> _Task prompt_
Show all lines from the data that include the word "menu".

> _Information shown_
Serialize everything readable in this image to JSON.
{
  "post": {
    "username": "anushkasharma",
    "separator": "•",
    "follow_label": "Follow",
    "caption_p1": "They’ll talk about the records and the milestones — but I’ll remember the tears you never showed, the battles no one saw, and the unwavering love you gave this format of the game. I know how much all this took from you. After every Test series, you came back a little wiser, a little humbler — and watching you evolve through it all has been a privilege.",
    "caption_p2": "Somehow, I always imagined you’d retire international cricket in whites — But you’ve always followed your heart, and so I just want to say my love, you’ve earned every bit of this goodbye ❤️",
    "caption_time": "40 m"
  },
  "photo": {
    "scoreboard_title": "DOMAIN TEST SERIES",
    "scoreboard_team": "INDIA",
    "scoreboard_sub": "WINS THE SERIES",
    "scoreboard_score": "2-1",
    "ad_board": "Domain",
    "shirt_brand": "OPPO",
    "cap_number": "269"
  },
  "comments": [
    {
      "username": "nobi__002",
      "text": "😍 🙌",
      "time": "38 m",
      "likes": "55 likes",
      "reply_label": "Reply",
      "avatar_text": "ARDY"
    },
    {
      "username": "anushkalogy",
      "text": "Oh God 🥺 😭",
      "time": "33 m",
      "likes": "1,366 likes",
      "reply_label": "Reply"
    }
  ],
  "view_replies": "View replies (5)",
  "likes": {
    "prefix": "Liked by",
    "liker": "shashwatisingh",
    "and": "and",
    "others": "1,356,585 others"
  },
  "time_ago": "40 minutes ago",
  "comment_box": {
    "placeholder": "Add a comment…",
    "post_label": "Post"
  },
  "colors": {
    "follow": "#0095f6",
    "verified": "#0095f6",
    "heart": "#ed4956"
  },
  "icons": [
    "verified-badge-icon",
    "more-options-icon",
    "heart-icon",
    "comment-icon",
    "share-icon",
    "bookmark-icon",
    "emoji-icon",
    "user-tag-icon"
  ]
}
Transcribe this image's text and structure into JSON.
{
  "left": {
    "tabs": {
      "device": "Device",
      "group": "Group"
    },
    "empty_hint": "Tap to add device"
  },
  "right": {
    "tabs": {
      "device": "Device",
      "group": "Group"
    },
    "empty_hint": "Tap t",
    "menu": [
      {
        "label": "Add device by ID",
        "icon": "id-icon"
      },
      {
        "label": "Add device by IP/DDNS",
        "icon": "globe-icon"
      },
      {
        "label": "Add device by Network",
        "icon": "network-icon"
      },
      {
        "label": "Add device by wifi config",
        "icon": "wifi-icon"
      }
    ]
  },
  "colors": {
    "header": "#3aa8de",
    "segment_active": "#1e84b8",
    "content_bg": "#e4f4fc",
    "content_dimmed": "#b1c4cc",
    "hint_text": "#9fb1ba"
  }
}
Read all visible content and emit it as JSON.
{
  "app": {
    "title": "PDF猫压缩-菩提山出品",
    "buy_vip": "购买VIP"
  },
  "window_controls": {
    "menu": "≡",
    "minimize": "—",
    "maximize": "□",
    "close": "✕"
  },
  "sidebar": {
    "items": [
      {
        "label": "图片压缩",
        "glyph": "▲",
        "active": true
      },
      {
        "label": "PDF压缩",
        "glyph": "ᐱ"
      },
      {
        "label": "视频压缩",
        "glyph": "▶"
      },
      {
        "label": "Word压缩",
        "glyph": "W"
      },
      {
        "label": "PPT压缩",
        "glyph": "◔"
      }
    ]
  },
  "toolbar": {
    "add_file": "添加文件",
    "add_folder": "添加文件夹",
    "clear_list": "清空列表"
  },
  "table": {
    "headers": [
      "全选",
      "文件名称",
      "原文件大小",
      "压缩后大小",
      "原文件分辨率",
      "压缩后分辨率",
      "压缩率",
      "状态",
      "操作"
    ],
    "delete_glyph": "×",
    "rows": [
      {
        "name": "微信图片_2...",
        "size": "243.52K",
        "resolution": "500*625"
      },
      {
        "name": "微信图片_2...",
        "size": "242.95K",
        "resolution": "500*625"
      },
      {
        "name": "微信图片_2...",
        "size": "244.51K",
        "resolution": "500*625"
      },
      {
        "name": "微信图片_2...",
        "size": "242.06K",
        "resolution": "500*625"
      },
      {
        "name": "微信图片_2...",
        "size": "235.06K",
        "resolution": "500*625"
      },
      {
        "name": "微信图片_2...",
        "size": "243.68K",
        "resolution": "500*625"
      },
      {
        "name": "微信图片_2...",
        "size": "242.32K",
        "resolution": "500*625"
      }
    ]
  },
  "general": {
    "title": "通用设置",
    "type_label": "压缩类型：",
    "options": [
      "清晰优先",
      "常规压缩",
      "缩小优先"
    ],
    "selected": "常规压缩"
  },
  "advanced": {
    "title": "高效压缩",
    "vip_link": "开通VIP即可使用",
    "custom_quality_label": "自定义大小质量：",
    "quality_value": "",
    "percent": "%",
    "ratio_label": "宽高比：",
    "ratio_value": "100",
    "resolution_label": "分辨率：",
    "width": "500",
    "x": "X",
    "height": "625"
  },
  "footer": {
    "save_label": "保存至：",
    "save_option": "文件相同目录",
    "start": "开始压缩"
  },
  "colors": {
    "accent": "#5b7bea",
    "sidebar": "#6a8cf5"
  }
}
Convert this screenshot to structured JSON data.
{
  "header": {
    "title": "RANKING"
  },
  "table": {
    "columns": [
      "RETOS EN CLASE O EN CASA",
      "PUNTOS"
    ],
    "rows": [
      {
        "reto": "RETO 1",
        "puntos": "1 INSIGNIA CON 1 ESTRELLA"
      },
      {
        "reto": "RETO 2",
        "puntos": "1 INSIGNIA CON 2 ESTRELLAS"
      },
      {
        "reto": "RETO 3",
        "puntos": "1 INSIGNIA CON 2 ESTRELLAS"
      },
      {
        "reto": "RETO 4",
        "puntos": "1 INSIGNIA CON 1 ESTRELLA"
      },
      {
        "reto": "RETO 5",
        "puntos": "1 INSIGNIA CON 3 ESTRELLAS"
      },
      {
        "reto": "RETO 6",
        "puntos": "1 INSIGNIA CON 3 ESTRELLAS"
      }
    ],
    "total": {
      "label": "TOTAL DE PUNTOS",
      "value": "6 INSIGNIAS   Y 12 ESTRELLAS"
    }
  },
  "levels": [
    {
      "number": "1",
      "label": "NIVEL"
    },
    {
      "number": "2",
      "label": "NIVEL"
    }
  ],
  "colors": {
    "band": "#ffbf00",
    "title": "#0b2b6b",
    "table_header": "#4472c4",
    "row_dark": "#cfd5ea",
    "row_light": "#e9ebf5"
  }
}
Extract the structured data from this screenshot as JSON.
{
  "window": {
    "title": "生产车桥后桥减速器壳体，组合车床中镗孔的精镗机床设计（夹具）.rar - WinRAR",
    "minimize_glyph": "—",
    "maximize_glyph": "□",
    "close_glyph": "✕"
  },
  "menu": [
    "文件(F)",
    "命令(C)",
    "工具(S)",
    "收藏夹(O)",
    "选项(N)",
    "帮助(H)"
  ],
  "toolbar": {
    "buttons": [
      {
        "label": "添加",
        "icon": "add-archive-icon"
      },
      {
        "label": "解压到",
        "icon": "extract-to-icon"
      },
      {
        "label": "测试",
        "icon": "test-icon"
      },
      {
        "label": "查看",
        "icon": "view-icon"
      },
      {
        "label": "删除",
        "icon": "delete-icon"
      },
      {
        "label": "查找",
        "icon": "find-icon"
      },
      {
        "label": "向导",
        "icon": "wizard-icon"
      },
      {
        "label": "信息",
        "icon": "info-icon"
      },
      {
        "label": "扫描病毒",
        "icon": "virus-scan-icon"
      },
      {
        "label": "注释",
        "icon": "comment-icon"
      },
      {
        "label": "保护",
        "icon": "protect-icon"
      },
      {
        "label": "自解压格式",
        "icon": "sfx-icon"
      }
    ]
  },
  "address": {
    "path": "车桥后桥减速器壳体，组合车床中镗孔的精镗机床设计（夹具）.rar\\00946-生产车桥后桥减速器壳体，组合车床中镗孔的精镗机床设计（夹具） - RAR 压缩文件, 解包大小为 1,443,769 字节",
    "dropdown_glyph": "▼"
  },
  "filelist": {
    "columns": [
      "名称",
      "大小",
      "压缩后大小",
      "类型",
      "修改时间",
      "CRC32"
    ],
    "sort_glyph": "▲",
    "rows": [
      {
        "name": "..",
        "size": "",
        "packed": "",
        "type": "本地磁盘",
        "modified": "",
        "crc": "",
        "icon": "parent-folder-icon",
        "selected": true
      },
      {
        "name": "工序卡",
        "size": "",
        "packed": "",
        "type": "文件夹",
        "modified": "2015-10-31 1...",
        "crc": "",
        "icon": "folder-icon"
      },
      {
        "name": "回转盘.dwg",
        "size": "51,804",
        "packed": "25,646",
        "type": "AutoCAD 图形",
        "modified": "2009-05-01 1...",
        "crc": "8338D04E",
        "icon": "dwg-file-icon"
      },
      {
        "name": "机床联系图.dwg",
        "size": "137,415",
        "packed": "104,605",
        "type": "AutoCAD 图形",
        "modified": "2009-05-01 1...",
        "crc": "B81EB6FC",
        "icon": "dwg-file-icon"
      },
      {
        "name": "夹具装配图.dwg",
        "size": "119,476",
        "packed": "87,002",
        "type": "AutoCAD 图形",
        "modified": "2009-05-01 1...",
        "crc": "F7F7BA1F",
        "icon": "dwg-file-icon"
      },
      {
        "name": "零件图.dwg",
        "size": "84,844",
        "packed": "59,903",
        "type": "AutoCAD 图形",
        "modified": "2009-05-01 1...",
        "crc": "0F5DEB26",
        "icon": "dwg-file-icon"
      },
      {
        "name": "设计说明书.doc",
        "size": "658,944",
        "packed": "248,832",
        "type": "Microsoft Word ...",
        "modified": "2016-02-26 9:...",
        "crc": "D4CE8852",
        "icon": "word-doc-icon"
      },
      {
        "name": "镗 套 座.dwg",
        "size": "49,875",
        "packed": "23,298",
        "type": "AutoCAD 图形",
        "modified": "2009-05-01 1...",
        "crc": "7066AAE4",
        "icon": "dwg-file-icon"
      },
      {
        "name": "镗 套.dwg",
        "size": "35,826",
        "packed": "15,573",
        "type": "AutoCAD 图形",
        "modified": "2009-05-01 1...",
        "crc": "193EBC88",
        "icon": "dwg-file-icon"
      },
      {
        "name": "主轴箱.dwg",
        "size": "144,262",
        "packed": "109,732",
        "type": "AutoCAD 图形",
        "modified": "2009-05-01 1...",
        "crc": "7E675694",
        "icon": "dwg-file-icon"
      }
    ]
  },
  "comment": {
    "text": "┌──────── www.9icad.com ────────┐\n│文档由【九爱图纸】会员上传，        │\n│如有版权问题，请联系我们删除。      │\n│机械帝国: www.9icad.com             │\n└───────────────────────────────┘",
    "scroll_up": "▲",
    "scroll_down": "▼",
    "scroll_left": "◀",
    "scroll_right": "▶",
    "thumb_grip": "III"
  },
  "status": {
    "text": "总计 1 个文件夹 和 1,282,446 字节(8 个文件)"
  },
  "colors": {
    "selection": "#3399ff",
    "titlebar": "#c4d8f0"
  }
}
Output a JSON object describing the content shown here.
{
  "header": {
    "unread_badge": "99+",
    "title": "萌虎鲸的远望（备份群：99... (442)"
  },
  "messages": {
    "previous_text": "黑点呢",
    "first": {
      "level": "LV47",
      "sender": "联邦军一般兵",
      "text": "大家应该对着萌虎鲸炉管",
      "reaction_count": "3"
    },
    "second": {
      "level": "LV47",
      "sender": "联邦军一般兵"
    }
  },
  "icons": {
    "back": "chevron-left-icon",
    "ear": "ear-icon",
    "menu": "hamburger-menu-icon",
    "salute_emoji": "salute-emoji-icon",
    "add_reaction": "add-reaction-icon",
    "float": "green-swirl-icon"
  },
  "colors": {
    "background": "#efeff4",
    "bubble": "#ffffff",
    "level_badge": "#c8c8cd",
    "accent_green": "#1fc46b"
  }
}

> _Expected answer_
    "menu": [
    "menu": "≡",
  "menu": [
    "menu": "hamburger-menu-icon",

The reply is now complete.